I’m going to be part of a new project on Facebook that I wanted to mention here. I’ve written on several occasions recently about Phil & Scott’s Top 100, where Phil Dellio and Scott Woods walked us through their 100 favorite songs, beginning at #100 and working their way to #1. Phil still has the itch, and so, beginning next Monday, he, along with myself and Jeff Pike (among other things, Jeff, like Phil and Scott, are occasional commenters on this blog), will be counting down our 50 favorite films. This will all happen on a Facebook Group … I’m not entirely sure what they are, but they work (the music list was via a FB group). So, if you are on Facebook and would like to be a part of this, let me know and we can add you to the group. Scott and Phil felt that the comments were what made their music lists especially worthwhile, so the more people reading and the more people commenting, the better. The group hasn’t been officially created yet, so I’ll post a reminder when it finally exists, which will be before March 21, since that is when we will begin. My weekly “what i watched last week” posts here will continue, of course, but for the next six months or so, “what i watched” will include 50 of my favorites. Meanwhile:
The Producers. It’s interesting just how ugly this film is, visually. However Mel Brooks might have developed as a director, in this, his first film at the helm, his skills haven’t caught up to his writing. This is especially unfortunate in the case of Zero Mostel, who is such an overpowering presence he’s like a 3-D actor even if he’s far away … Brooks constantly sticks Mostel in close-ups, and they do him no favors. There are funny bits here and there, although too often you can imagine how much funnier they probably seemed when they were first thought up (Brooks’ movies tend to make for great trailers, because you get the cream in three minutes without having to sit through the rest). Oddly enough, the one time the staging works is for the “Springtime for Hitler” production number. Brooks draws on our memories of show-stopping musicals of the past, and offers a pastiche that is funny, vulgar, and appealing all at the same time. That the song is a paean to the greatness of Hitler only makes it better/worse. In 1968, such content was still shocking, but in this context, it only shows how mild the central plot of “creative accounting” is. #485 on the They Shoot Pictures, Don’t They list of the Top 1000 films of all time. 6/10.
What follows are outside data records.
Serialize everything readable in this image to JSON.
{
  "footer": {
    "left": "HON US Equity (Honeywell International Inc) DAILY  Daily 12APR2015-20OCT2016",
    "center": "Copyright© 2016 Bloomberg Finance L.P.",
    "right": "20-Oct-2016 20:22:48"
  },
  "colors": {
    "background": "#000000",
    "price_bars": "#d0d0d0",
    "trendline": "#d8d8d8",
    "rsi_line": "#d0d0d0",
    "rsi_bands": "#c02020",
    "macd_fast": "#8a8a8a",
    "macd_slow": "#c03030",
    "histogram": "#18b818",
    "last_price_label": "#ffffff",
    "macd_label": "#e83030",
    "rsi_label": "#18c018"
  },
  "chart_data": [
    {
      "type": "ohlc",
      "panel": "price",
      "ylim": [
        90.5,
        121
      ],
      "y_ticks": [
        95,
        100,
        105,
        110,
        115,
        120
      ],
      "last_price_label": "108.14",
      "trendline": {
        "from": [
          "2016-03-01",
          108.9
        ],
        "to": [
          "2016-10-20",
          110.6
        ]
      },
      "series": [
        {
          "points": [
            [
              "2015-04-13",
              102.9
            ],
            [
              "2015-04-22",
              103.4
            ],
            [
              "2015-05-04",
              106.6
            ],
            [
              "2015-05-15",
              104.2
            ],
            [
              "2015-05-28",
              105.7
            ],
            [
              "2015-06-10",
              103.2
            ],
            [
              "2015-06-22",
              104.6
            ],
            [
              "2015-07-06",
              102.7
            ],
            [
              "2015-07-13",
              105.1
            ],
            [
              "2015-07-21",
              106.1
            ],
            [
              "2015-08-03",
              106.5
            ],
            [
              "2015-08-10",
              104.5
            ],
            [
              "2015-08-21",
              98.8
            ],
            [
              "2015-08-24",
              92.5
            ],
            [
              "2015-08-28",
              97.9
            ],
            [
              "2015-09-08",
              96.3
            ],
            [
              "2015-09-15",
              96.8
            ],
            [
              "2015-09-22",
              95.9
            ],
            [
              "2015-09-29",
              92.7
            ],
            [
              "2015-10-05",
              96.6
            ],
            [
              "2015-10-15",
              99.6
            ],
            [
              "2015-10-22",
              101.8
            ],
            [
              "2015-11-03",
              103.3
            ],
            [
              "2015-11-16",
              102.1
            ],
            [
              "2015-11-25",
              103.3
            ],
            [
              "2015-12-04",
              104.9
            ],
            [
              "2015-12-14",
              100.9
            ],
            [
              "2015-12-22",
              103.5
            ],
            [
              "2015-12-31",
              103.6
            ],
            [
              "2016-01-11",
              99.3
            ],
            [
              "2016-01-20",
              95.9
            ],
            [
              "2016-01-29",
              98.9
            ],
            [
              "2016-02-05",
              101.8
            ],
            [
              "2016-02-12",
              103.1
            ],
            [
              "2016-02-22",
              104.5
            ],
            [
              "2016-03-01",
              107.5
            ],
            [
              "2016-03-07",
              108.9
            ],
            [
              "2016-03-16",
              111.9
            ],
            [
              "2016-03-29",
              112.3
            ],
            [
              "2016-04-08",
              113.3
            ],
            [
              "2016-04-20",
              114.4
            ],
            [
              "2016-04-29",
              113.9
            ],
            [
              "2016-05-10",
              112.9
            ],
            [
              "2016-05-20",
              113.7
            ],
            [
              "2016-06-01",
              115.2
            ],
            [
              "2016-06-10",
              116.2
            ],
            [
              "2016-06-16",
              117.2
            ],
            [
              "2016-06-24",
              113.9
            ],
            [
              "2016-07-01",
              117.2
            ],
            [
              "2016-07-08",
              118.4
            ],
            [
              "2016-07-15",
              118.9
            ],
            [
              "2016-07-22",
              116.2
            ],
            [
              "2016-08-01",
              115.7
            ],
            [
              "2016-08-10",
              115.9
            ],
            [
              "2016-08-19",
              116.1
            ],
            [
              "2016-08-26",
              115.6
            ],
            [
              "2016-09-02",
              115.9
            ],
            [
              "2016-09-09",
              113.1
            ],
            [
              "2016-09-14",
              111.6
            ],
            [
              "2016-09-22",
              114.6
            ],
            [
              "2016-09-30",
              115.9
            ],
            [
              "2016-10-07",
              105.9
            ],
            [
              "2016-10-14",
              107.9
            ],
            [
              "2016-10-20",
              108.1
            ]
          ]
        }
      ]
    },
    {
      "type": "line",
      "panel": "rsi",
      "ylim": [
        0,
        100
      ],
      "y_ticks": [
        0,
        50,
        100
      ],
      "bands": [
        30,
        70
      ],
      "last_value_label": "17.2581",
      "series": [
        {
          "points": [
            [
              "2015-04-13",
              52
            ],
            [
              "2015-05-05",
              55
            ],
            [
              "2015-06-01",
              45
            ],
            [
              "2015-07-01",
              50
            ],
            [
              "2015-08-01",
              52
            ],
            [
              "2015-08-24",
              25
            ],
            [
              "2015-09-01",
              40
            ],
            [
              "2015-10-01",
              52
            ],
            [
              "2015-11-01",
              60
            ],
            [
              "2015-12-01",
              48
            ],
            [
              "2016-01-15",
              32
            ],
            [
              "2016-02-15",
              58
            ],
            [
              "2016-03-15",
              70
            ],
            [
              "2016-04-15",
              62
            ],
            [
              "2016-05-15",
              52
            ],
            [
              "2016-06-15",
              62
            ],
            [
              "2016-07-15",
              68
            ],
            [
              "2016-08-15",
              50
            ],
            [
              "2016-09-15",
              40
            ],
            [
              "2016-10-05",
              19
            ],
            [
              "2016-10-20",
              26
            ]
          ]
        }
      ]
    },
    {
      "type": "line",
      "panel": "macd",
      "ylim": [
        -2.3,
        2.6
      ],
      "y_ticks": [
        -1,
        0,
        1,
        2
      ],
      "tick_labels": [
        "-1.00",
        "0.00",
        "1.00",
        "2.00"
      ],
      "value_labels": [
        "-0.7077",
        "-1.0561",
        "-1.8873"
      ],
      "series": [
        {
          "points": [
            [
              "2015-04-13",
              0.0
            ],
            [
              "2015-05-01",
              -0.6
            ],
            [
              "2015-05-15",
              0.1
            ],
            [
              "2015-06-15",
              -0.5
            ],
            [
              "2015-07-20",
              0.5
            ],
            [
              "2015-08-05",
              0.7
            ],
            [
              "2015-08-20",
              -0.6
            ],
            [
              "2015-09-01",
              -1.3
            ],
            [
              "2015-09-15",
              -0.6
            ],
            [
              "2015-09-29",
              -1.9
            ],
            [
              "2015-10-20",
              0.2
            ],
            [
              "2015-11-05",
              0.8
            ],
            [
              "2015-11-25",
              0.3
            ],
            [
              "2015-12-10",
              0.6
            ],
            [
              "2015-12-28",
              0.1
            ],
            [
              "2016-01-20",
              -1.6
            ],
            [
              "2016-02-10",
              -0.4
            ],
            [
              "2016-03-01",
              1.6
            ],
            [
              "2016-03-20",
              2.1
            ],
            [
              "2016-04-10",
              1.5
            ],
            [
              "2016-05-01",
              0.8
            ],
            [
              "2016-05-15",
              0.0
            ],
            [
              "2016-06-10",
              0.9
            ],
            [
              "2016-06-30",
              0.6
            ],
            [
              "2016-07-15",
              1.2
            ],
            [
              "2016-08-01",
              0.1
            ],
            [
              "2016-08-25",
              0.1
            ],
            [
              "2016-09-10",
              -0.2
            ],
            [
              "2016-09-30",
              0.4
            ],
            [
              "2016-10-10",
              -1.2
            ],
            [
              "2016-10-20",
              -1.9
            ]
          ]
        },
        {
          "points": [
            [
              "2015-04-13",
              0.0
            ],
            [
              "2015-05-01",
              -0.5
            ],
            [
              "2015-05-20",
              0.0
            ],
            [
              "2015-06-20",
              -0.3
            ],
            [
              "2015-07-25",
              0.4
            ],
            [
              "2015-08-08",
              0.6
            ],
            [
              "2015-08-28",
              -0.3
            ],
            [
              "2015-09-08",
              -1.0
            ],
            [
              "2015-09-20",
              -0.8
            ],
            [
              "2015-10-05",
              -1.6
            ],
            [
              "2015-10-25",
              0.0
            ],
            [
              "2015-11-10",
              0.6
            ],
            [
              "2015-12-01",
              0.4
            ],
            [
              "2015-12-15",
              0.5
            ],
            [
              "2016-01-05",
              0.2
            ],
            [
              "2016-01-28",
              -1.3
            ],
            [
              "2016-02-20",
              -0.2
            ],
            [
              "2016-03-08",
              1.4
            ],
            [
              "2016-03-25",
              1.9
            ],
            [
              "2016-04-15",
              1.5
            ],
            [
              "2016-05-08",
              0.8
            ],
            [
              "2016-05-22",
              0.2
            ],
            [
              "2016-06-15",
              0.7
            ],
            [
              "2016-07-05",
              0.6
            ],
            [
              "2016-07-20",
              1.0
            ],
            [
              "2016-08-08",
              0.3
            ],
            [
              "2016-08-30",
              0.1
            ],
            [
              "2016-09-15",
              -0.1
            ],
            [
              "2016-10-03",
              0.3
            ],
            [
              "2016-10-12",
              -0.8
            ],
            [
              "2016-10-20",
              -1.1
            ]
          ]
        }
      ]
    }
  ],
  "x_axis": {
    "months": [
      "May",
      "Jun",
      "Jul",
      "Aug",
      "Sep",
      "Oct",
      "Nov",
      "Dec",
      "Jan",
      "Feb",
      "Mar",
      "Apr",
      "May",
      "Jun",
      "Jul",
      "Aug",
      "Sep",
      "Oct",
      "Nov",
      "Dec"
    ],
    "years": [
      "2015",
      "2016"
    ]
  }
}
On the Town. An exhausting musical that never stops to breathe, except for a mid-film “ballet” that makes one welcome the return of the frenetic pace of the rest of the movie. That might sound like a fun movie, and in fact, On the Town is considered a classic by many (it’s #551 on the TSPDT Top 1000 list). So your mileage may vary, but me, I didn’t mean “exhausting” in a positive sense. It only runs 98 minutes, but it has just as many musical numbers as longer films, so it comes off as overstuffed. I suppose I shouldn’t be surprised that a movie with both Gene Kelly AND Ann Miller would beat us to death with exuberant energy. A little of Miller goes a long way, and I’ve always been an Astaire man. 6/10.